* YOUR INSTRUCTIONS
Every line of the entries with the word "leftSize" in it should be shown.

Entries from a dataset of interfaces
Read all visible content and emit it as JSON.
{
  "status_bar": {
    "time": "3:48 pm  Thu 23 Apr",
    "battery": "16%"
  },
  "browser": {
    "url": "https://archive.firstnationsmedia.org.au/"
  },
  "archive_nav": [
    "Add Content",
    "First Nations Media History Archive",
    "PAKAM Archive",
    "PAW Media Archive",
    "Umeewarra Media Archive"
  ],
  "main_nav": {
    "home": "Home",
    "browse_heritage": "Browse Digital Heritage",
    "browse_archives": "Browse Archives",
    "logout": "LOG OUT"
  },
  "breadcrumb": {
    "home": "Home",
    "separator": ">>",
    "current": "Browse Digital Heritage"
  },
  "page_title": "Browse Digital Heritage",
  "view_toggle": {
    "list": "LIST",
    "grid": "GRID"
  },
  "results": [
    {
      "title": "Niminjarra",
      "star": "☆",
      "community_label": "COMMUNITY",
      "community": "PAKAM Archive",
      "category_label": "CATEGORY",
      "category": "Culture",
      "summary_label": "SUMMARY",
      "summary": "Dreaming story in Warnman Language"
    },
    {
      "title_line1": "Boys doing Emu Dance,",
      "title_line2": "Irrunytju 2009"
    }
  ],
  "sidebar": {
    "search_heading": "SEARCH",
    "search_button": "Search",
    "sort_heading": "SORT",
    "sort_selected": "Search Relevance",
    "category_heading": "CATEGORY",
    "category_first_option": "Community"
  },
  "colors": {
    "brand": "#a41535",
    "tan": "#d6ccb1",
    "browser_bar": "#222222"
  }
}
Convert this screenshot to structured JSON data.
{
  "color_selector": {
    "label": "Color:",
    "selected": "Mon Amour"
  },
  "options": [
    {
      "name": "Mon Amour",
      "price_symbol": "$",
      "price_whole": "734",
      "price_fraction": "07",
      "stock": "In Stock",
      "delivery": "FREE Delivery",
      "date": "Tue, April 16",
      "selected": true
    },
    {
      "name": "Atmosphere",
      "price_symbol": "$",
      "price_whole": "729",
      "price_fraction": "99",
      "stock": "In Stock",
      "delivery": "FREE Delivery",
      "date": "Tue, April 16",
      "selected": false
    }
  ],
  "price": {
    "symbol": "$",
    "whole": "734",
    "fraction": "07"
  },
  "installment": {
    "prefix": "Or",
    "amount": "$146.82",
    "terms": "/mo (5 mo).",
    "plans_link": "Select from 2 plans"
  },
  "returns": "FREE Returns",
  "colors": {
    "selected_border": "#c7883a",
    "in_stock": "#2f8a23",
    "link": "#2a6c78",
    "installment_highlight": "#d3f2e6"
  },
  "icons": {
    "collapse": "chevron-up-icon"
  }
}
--
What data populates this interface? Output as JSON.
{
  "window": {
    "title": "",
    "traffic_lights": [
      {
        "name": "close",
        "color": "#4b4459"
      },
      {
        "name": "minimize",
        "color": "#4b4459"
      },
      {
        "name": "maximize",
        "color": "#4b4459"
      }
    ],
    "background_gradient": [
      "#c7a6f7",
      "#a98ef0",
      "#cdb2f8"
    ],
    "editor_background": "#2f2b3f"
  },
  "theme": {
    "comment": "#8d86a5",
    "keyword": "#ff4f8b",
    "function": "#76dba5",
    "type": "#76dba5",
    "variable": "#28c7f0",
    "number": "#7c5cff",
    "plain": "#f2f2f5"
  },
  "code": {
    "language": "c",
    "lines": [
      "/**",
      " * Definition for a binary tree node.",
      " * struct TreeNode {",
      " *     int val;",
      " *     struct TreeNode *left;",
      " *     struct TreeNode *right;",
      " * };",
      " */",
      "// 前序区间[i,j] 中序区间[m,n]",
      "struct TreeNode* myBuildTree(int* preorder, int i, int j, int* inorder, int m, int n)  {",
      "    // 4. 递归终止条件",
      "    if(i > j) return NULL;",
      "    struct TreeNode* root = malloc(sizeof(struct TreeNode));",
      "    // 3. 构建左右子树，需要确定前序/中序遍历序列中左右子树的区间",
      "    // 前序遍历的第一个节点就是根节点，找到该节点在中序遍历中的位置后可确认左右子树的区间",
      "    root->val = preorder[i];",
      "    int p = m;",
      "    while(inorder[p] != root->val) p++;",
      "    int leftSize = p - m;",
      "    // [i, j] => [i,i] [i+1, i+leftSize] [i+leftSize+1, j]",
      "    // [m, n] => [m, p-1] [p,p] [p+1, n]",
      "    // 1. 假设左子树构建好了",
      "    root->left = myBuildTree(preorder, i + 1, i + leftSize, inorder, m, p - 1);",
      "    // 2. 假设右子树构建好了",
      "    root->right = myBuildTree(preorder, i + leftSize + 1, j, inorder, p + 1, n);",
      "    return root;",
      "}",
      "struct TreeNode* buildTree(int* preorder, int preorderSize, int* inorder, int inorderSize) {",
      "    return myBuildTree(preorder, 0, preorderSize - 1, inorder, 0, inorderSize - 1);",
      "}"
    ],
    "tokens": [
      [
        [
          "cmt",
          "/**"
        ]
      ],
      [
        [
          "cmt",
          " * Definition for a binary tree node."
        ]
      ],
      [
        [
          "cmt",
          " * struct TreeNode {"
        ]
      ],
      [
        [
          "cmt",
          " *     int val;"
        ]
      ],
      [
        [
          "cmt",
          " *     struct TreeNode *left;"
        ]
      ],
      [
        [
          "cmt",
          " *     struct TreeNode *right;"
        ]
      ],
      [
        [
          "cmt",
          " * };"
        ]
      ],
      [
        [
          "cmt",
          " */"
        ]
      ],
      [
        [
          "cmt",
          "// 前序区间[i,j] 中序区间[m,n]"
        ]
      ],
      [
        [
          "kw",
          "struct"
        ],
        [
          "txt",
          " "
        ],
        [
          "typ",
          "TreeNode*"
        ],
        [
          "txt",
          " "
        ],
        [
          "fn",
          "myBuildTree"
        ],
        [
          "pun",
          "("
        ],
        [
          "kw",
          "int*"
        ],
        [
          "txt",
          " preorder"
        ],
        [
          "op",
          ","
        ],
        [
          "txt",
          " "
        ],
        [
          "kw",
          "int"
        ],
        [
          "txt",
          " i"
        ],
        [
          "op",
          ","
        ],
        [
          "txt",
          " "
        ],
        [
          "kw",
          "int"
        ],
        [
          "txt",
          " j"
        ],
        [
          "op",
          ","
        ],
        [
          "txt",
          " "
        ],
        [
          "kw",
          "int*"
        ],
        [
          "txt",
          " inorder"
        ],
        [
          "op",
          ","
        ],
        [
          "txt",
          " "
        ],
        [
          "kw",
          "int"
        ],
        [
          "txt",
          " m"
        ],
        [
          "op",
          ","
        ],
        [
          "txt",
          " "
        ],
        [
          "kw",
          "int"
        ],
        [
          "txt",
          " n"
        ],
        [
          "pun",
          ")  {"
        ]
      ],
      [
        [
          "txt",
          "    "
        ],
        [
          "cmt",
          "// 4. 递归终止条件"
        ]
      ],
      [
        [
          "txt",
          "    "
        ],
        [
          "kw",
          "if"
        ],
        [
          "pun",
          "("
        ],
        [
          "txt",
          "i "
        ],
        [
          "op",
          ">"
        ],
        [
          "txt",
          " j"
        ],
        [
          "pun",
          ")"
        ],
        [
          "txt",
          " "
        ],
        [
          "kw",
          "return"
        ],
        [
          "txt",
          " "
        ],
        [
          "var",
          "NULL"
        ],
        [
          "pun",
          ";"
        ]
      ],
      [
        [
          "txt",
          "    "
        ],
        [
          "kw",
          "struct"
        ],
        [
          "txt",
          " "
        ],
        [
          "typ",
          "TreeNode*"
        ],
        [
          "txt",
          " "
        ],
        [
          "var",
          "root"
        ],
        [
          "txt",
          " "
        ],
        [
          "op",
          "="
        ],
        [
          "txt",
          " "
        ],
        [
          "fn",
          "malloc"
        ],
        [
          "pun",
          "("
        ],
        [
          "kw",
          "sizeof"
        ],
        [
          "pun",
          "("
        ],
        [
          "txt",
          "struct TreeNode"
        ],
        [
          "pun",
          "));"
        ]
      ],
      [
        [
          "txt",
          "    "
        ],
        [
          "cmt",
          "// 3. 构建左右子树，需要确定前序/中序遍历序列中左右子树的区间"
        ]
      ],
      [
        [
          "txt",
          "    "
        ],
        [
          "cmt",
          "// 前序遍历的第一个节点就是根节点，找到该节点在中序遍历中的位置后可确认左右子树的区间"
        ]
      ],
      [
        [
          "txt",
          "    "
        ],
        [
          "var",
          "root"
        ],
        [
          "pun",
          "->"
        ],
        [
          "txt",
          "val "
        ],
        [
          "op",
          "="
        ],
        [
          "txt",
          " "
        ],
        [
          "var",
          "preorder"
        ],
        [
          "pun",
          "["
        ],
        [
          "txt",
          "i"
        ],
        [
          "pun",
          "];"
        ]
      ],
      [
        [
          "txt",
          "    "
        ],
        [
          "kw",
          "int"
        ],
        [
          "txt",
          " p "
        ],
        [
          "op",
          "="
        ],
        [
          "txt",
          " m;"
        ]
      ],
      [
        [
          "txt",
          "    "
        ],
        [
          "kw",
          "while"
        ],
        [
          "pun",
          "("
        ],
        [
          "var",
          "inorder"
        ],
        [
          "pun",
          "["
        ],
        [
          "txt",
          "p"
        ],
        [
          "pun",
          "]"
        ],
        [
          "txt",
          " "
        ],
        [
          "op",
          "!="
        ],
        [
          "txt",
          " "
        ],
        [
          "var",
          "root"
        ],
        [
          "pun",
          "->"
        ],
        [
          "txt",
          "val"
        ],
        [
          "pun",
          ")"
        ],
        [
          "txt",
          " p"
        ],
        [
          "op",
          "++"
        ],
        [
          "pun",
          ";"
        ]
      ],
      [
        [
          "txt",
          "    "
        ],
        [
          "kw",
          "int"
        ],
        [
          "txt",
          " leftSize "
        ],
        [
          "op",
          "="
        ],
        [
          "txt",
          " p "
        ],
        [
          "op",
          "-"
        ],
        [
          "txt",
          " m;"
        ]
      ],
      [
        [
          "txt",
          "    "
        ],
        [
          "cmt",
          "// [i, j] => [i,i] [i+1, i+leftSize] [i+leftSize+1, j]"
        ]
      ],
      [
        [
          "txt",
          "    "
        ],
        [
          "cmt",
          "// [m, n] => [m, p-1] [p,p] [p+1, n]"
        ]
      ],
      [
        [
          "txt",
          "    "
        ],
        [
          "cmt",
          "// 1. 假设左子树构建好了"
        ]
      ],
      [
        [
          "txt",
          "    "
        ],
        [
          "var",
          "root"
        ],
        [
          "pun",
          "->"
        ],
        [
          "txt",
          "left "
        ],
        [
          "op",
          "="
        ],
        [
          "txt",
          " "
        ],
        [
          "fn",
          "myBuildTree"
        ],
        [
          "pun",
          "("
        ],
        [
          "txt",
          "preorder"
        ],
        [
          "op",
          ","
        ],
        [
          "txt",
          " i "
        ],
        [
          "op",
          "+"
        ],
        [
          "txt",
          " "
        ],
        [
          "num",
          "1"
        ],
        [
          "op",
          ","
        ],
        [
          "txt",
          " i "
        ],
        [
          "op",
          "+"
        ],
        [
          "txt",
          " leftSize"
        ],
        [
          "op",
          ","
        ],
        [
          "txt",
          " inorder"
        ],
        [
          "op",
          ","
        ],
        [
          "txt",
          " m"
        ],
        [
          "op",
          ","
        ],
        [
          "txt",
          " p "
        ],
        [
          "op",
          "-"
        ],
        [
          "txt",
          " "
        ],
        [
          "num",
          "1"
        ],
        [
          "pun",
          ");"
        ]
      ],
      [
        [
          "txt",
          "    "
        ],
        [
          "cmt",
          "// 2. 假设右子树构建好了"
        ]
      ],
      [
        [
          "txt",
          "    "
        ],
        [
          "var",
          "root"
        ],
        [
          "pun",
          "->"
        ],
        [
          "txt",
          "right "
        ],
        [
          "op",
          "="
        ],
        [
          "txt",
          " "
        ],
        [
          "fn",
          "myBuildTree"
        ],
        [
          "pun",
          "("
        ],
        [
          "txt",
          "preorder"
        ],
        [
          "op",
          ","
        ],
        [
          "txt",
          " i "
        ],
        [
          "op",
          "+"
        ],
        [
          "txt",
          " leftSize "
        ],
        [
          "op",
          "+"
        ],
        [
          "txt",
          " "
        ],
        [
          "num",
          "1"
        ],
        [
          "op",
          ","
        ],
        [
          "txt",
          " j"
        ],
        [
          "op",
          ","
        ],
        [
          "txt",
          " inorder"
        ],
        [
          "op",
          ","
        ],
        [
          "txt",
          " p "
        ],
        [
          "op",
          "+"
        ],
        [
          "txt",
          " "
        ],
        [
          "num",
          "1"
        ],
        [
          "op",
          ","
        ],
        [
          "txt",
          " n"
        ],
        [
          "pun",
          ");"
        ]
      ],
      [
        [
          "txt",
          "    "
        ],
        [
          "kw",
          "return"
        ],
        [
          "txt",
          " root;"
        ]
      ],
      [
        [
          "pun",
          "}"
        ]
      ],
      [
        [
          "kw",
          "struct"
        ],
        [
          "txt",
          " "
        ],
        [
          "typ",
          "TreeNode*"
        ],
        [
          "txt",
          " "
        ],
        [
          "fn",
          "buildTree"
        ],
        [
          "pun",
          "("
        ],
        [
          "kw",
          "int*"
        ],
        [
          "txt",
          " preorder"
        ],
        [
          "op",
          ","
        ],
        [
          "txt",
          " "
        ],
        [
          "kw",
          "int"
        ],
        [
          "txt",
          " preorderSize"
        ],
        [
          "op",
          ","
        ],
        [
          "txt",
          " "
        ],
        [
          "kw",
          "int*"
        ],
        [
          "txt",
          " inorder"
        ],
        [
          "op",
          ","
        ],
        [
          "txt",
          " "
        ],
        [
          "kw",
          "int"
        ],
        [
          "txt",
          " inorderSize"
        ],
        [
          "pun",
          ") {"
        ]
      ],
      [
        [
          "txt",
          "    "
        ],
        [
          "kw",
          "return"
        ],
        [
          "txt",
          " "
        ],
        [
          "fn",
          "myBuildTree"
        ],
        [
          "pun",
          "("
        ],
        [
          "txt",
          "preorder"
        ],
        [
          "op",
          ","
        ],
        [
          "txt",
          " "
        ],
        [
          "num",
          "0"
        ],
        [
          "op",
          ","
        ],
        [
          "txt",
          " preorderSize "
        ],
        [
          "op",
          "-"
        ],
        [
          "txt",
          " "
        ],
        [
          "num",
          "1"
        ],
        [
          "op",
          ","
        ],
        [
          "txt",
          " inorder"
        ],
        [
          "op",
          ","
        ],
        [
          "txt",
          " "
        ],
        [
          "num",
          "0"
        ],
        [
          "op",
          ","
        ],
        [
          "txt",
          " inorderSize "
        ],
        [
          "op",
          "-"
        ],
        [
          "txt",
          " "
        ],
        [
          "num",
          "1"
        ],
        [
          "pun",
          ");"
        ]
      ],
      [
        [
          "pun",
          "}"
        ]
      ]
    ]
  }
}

* OUTPUT OF THE TASK
      "    int leftSize = p - m;",
      "    // [i, j] => [i,i] [i+1, i+leftSize] [i+leftSize+1, j]",
      "    root->left = myBuildTree(preorder, i + 1, i + leftSize, inorder, m, p - 1);",
      "    root->right = myBuildTree(preorder, i + leftSize + 1, j, inorder, p + 1, n);",
          " leftSize "
          "// [i, j] => [i,i] [i+1, i+leftSize] [i+leftSize+1, j]"
          " leftSize"
          " leftSize "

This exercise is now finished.